* PROVIDED RECORDS
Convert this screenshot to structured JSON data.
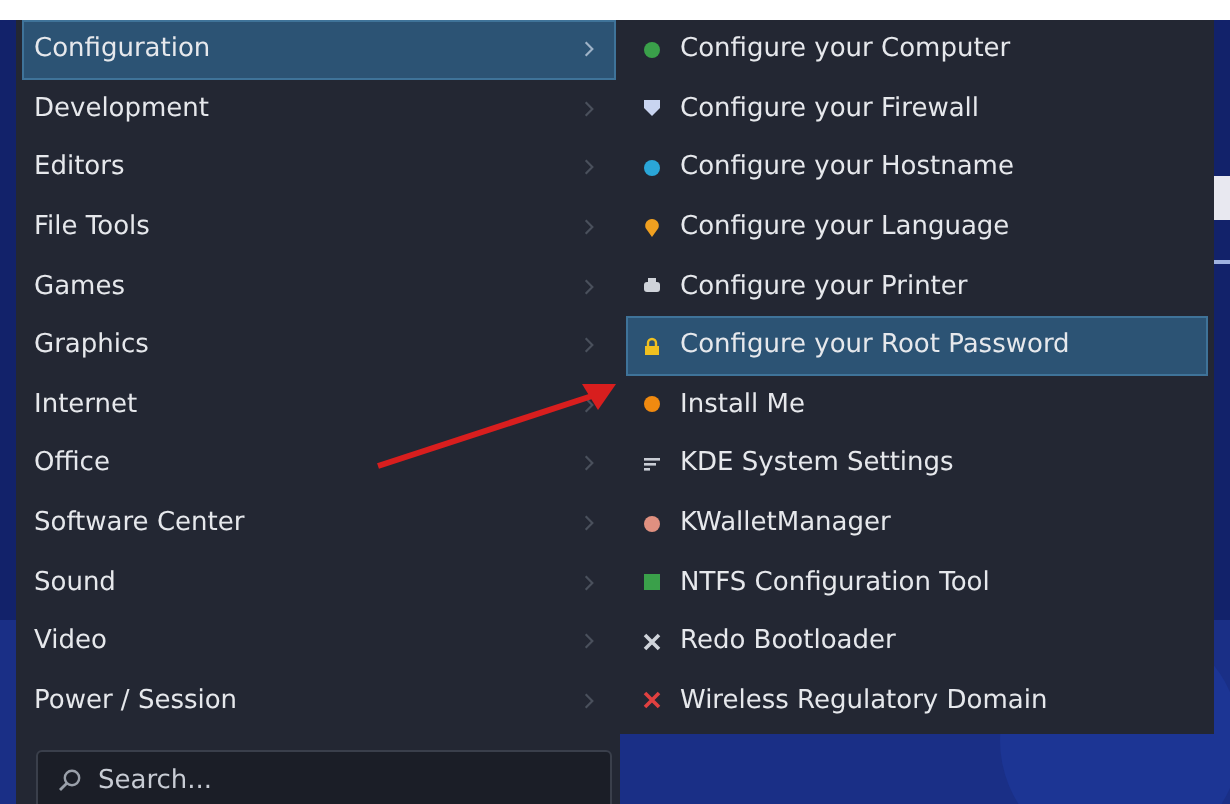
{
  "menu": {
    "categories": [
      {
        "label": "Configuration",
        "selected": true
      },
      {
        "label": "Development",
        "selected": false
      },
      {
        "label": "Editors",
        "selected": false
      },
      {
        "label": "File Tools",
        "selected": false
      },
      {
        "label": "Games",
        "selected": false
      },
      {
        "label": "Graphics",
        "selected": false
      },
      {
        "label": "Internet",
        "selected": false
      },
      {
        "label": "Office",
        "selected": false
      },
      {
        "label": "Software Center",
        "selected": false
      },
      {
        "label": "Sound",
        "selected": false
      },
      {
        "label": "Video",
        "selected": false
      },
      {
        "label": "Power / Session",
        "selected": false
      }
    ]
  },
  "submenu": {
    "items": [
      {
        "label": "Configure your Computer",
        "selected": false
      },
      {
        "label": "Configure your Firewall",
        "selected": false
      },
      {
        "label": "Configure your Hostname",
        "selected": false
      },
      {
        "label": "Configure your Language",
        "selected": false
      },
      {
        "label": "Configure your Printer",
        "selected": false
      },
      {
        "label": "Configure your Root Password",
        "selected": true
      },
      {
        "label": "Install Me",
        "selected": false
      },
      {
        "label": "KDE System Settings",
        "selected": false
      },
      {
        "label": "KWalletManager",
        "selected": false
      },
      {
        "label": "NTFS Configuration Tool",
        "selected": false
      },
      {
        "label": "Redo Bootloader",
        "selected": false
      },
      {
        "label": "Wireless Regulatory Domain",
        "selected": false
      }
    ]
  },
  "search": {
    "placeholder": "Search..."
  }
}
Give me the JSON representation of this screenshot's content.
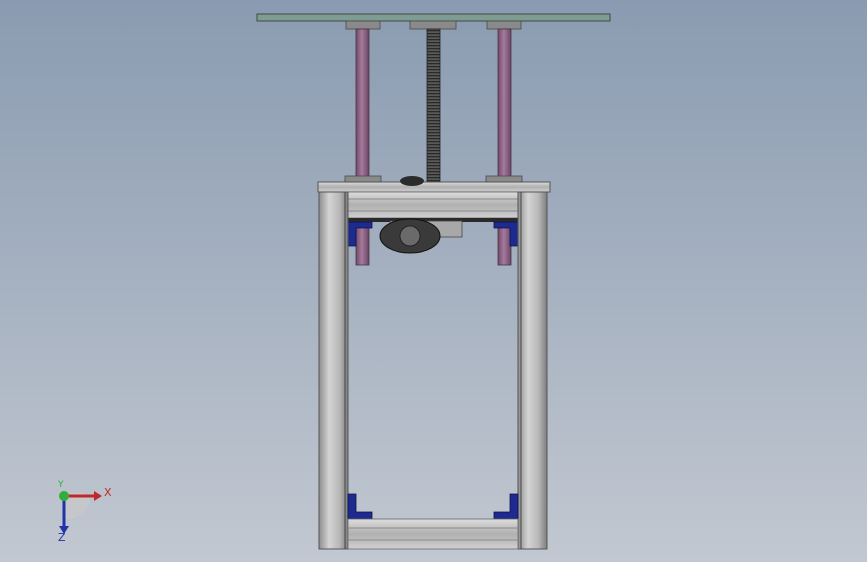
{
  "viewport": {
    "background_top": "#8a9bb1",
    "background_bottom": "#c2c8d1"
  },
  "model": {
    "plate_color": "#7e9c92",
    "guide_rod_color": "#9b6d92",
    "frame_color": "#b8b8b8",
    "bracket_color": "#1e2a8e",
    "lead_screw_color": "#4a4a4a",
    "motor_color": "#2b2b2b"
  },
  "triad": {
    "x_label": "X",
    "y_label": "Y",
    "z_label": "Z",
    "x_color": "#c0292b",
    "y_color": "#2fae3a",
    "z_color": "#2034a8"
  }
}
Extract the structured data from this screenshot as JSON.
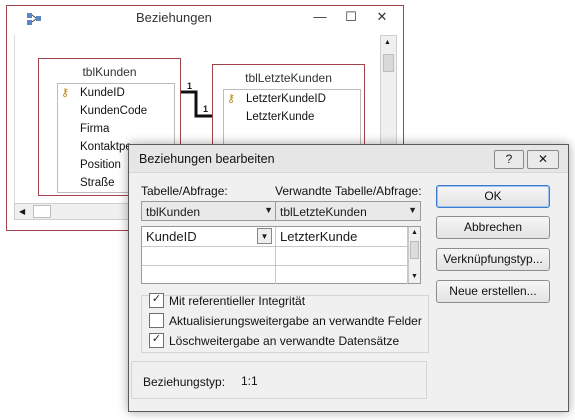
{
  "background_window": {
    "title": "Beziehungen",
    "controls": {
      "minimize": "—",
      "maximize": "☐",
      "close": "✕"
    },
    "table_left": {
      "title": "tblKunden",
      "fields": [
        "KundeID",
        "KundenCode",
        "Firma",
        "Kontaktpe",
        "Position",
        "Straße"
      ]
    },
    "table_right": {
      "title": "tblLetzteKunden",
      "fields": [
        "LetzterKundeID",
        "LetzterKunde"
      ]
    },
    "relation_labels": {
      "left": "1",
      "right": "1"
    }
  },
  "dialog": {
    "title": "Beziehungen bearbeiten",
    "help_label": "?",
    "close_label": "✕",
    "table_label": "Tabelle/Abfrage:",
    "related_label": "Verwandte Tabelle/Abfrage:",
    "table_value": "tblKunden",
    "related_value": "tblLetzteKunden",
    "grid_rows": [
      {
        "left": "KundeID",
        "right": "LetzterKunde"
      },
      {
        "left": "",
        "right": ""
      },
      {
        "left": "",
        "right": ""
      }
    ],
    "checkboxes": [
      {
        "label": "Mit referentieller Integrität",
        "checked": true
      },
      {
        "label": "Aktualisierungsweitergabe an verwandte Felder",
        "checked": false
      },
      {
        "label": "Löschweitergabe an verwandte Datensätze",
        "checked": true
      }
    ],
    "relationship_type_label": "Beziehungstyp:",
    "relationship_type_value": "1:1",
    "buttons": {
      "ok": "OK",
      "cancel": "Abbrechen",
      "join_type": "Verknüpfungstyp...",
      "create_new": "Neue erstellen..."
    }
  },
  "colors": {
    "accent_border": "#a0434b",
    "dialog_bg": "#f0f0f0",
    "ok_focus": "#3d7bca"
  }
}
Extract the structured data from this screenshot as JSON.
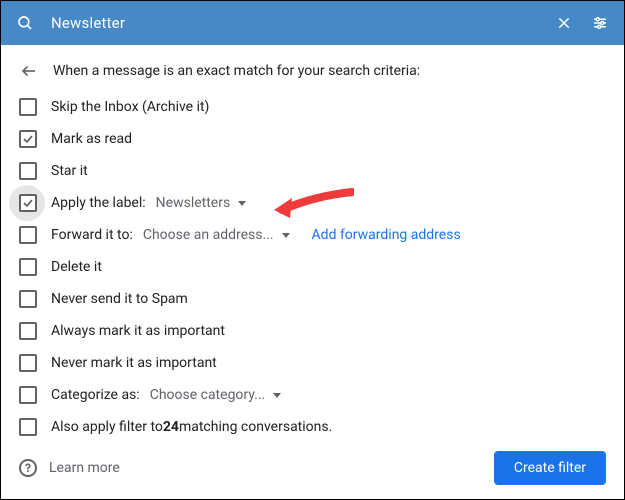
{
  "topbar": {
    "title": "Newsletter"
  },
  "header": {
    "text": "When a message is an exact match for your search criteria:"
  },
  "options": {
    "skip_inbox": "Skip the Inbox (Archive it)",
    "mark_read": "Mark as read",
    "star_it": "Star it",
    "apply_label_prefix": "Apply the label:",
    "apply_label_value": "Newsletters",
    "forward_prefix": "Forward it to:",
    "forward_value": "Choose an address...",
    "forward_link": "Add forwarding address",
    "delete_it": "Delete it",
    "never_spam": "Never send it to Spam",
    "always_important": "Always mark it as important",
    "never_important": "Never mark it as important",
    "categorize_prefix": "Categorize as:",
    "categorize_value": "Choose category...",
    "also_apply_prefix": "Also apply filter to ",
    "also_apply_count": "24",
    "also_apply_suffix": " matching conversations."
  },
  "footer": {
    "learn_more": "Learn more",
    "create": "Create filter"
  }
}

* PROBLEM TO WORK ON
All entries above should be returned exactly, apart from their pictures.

* RESULT BELOW
Convert this screenshot to structured JSON data.
{
  "menu": {
    "categories": [
      {
        "label": "Configuration",
        "selected": true
      },
      {
        "label": "Development",
        "selected": false
      },
      {
        "label": "Editors",
        "selected": false
      },
      {
        "label": "File Tools",
        "selected": false
      },
      {
        "label": "Games",
        "selected": false
      },
      {
        "label": "Graphics",
        "selected": false
      },
      {
        "label": "Internet",
        "selected": false
      },
      {
        "label": "Office",
        "selected": false
      },
      {
        "label": "Software Center",
        "selected": false
      },
      {
        "label": "Sound",
        "selected": false
      },
      {
        "label": "Video",
        "selected": false
      },
      {
        "label": "Power / Session",
        "selected": false
      }
    ]
  },
  "submenu": {
    "items": [
      {
        "label": "Configure your Computer",
        "selected": false
      },
      {
        "label": "Configure your Firewall",
        "selected": false
      },
      {
        "label": "Configure your Hostname",
        "selected": false
      },
      {
        "label": "Configure your Language",
        "selected": false
      },
      {
        "label": "Configure your Printer",
        "selected": false
      },
      {
        "label": "Configure your Root Password",
        "selected": true
      },
      {
        "label": "Install Me",
        "selected": false
      },
      {
        "label": "KDE System Settings",
        "selected": false
      },
      {
        "label": "KWalletManager",
        "selected": false
      },
      {
        "label": "NTFS Configuration Tool",
        "selected": false
      },
      {
        "label": "Redo Bootloader",
        "selected": false
      },
      {
        "label": "Wireless Regulatory Domain",
        "selected": false
      }
    ]
  },
  "search": {
    "placeholder": "Search..."
  }
}
Give me the JSON representation of this screenshot's content.
{
  "viewport": {
    "background_top": "#8a9bb1",
    "background_bottom": "#c2c8d1"
  },
  "model": {
    "plate_color": "#7e9c92",
    "guide_rod_color": "#9b6d92",
    "frame_color": "#b8b8b8",
    "bracket_color": "#1e2a8e",
    "lead_screw_color": "#4a4a4a",
    "motor_color": "#2b2b2b"
  },
  "triad": {
    "x_label": "X",
    "y_label": "Y",
    "z_label": "Z",
    "x_color": "#c0292b",
    "y_color": "#2fae3a",
    "z_color": "#2034a8"
  }
}
Extract the structured data from this screenshot as JSON.
{
  "background_window": {
    "title": "Beziehungen",
    "controls": {
      "minimize": "—",
      "maximize": "☐",
      "close": "✕"
    },
    "table_left": {
      "title": "tblKunden",
      "fields": [
        "KundeID",
        "KundenCode",
        "Firma",
        "Kontaktpe",
        "Position",
        "Straße"
      ]
    },
    "table_right": {
      "title": "tblLetzteKunden",
      "fields": [
        "LetzterKundeID",
        "LetzterKunde"
      ]
    },
    "relation_labels": {
      "left": "1",
      "right": "1"
    }
  },
  "dialog": {
    "title": "Beziehungen bearbeiten",
    "help_label": "?",
    "close_label": "✕",
    "table_label": "Tabelle/Abfrage:",
    "related_label": "Verwandte Tabelle/Abfrage:",
    "table_value": "tblKunden",
    "related_value": "tblLetzteKunden",
    "grid_rows": [
      {
        "left": "KundeID",
        "right": "LetzterKunde"
      },
      {
        "left": "",
        "right": ""
      },
      {
        "left": "",
        "right": ""
      }
    ],
    "checkboxes": [
      {
        "label": "Mit referentieller Integrität",
        "checked": true
      },
      {
        "label": "Aktualisierungsweitergabe an verwandte Felder",
        "checked": false
      },
      {
        "label": "Löschweitergabe an verwandte Datensätze",
        "checked": true
      }
    ],
    "relationship_type_label": "Beziehungstyp:",
    "relationship_type_value": "1:1",
    "buttons": {
      "ok": "OK",
      "cancel": "Abbrechen",
      "join_type": "Verknüpfungstyp...",
      "create_new": "Neue erstellen..."
    }
  },
  "colors": {
    "accent_border": "#a0434b",
    "dialog_bg": "#f0f0f0",
    "ok_focus": "#3d7bca"
  }
}
Extract the structured data from this screenshot as JSON.
{
  "topbar": {
    "title": "Newsletter"
  },
  "header": {
    "text": "When a message is an exact match for your search criteria:"
  },
  "options": {
    "skip_inbox": "Skip the Inbox (Archive it)",
    "mark_read": "Mark as read",
    "star_it": "Star it",
    "apply_label_prefix": "Apply the label:",
    "apply_label_value": "Newsletters",
    "forward_prefix": "Forward it to:",
    "forward_value": "Choose an address...",
    "forward_link": "Add forwarding address",
    "delete_it": "Delete it",
    "never_spam": "Never send it to Spam",
    "always_important": "Always mark it as important",
    "never_important": "Never mark it as important",
    "categorize_prefix": "Categorize as:",
    "categorize_value": "Choose category...",
    "also_apply_prefix": "Also apply filter to ",
    "also_apply_count": "24",
    "also_apply_suffix": " matching conversations."
  },
  "footer": {
    "learn_more": "Learn more",
    "create": "Create filter"
  }
}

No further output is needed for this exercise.